**EXERCISE AIM**
Read through the listing, and wherever a line holds the word "name", return it.

**MATERIAL TO PROCESS**

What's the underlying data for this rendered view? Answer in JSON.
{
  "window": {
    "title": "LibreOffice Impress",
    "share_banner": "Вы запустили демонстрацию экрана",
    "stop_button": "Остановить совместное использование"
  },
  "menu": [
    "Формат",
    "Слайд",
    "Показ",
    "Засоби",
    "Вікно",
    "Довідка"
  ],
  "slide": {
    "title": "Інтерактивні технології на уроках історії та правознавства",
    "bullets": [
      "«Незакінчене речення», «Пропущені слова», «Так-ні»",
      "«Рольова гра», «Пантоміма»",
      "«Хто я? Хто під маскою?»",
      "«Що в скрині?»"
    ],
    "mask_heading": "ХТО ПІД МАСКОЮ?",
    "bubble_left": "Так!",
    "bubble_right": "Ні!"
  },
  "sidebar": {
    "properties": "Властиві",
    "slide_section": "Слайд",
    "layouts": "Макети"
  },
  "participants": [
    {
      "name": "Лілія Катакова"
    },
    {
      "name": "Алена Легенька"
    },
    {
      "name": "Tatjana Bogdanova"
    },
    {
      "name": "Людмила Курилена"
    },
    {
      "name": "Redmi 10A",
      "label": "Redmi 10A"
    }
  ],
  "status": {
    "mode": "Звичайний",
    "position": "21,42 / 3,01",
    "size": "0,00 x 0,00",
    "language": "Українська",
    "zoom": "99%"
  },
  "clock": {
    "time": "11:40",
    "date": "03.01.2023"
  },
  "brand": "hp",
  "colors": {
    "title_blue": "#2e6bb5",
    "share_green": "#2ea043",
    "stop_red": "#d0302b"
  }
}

**TASK ANSWER**
      "name": "Лілія Катакова"
      "name": "Алена Легенька"
      "name": "Tatjana Bogdanova"
      "name": "Людмила Курилена"
      "name": "Redmi 10A",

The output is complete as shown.